On October 6, 2015, the European Court of Justice invalidated the EU Commission’s decision that had allowed companies to transfer personal data from the EU to the United States under the EU-US Safe Harbor Framework. Two months on, various bodies and EU privacy regulators have issued guidance, including a statement by the Article 29 Working Party effectively making clear that there will be a grace period in enforcement concluding at the end of January 2016.
This decision, and subsequent guidance, has wide-reaching implications for companies undertaking international transfers that have relied on Safe Harbor to receive and process data in the US. In the short term, companies will need to consider many changes to the regulatory and enforcement environment:
- What are the alternative transfer mechanisms best suited to business operations and footprint?

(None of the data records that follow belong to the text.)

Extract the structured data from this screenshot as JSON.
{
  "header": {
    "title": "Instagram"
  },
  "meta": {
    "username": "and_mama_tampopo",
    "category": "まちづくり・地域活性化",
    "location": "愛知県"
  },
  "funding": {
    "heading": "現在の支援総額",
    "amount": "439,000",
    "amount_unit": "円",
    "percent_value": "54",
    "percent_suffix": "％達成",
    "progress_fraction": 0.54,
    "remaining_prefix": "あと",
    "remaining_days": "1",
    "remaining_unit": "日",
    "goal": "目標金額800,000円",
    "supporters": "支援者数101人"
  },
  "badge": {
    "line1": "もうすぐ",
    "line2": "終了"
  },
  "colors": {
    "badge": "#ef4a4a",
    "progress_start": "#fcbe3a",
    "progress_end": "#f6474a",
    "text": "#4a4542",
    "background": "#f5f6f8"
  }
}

- How does the decision change dealings with key DPAs, as a matter of regulatory filings, building trusted relationships, or dealing with heightened enforcement risks
- Are there real world steps to take internally to mitigate the risk of copycat data subject complaints against other businesses which collect and store EU data in the US (a) with vendors or (b) directly?
Our data privacy experts will lead a discussion focusing on:
- The history and politics of Safe Harbor
- Dispelling some of the myths about the court’s decision
- The real risk of enforcement for companies that relied on Safe Harbor
- Alternative mechanisms: pros and cons
- Checklist for companies of next steps.
Register to attend the webcast on Thursday, December 10, 2015.